Interface dataset entries:

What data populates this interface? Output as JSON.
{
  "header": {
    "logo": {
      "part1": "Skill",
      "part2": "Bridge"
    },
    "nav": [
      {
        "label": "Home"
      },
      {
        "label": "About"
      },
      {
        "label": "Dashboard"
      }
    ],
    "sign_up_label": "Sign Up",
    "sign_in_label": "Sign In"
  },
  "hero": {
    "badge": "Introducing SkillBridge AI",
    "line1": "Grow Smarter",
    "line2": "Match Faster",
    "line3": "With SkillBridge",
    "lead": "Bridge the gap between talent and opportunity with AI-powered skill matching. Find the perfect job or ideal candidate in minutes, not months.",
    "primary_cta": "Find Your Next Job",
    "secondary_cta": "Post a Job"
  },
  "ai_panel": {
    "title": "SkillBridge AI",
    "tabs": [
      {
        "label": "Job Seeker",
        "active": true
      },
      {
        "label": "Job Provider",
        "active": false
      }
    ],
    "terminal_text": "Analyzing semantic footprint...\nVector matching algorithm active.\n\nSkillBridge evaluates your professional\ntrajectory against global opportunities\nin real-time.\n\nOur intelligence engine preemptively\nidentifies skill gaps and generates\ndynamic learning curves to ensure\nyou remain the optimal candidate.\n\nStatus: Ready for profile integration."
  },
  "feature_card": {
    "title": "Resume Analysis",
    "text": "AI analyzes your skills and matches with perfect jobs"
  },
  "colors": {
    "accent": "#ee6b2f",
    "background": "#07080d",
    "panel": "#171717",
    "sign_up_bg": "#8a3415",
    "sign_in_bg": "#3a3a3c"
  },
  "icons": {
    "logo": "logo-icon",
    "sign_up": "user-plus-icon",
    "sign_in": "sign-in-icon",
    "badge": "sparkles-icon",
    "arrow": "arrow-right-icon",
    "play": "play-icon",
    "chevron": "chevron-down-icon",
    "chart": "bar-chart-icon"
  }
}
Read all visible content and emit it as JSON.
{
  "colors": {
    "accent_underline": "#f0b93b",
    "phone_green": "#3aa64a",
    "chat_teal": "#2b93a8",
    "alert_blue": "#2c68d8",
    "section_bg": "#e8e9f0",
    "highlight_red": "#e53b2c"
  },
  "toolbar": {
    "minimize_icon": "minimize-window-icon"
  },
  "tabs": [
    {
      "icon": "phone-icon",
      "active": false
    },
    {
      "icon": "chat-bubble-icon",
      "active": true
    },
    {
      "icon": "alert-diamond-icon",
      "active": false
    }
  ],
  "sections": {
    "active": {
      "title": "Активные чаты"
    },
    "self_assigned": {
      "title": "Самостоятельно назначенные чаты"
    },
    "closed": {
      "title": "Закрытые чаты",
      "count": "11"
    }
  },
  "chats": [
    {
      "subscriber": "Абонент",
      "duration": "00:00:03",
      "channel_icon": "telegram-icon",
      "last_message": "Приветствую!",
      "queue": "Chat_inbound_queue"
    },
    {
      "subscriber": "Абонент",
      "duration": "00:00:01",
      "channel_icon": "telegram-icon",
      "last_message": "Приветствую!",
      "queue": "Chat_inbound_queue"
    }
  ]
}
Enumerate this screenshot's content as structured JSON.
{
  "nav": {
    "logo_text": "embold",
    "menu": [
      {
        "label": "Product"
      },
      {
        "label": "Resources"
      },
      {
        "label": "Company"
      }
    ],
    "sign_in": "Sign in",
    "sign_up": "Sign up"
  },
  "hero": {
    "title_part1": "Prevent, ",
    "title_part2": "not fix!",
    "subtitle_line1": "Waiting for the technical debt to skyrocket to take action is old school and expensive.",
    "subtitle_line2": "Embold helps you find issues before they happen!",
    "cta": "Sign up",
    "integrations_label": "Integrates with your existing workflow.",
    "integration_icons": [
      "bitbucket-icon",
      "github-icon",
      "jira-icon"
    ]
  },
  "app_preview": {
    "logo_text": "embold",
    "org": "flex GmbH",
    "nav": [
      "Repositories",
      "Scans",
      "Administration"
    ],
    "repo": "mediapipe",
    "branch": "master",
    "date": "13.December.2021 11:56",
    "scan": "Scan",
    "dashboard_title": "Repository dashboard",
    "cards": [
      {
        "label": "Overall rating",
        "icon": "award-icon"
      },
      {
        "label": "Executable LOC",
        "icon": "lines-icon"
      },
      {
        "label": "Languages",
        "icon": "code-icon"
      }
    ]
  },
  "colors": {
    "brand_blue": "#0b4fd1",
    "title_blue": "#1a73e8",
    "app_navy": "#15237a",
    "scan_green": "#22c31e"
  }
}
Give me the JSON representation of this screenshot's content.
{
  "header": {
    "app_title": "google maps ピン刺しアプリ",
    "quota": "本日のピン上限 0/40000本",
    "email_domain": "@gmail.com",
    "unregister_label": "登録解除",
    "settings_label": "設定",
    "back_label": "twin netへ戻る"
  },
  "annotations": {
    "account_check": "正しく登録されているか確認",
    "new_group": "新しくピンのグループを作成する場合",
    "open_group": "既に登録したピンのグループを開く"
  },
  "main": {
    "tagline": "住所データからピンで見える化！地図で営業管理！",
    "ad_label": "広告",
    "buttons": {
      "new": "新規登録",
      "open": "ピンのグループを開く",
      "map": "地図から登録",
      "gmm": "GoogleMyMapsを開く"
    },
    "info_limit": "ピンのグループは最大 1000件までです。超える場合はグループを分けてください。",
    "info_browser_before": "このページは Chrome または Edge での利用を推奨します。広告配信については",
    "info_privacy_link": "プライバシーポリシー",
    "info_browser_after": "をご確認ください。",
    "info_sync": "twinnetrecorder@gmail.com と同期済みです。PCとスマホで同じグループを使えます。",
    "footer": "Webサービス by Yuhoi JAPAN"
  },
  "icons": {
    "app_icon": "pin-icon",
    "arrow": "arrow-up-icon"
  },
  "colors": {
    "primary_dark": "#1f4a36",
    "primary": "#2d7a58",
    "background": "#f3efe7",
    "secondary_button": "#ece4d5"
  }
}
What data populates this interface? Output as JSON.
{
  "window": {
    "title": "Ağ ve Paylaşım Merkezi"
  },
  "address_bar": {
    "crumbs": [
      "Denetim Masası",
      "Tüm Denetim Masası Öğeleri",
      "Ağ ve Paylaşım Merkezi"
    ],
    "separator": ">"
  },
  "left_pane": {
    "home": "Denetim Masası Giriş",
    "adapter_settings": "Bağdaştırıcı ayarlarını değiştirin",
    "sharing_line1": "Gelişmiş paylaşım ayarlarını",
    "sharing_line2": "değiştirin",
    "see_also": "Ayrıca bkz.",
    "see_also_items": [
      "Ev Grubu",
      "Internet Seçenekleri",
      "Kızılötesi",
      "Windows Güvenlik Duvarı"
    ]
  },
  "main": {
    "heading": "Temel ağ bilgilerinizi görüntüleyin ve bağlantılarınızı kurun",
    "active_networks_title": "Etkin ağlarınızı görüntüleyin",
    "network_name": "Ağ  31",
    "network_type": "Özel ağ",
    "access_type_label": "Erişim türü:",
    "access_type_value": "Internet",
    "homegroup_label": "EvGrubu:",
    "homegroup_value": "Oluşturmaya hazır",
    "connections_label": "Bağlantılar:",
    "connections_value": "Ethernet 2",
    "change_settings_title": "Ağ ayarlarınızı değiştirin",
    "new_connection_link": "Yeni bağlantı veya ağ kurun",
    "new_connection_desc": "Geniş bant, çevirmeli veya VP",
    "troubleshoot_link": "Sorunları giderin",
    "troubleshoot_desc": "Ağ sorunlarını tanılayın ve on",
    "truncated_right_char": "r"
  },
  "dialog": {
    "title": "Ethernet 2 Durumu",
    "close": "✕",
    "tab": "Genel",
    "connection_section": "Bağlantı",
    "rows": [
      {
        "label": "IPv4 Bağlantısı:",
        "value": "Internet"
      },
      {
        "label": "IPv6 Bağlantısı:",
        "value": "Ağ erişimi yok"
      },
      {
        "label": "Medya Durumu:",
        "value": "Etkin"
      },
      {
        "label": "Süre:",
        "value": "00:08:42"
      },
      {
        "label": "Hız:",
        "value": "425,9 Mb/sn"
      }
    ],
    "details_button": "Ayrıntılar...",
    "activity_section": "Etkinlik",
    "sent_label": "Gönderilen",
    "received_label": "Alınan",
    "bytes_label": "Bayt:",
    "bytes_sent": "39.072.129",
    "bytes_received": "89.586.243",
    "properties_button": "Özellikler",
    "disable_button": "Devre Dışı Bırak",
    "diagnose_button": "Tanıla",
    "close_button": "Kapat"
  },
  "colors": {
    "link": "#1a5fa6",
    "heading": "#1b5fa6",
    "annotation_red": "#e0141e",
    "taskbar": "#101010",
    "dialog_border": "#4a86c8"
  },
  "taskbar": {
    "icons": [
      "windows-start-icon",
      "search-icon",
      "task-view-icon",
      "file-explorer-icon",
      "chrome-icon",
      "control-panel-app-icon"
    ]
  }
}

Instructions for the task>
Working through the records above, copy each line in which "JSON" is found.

Answer space>
What data populates this interface? Output as JSON.
Read all visible content and emit it as JSON.
Enumerate this screenshot's content as structured JSON.
Give me the JSON representation of this screenshot's content.
What data populates this interface? Output as JSON.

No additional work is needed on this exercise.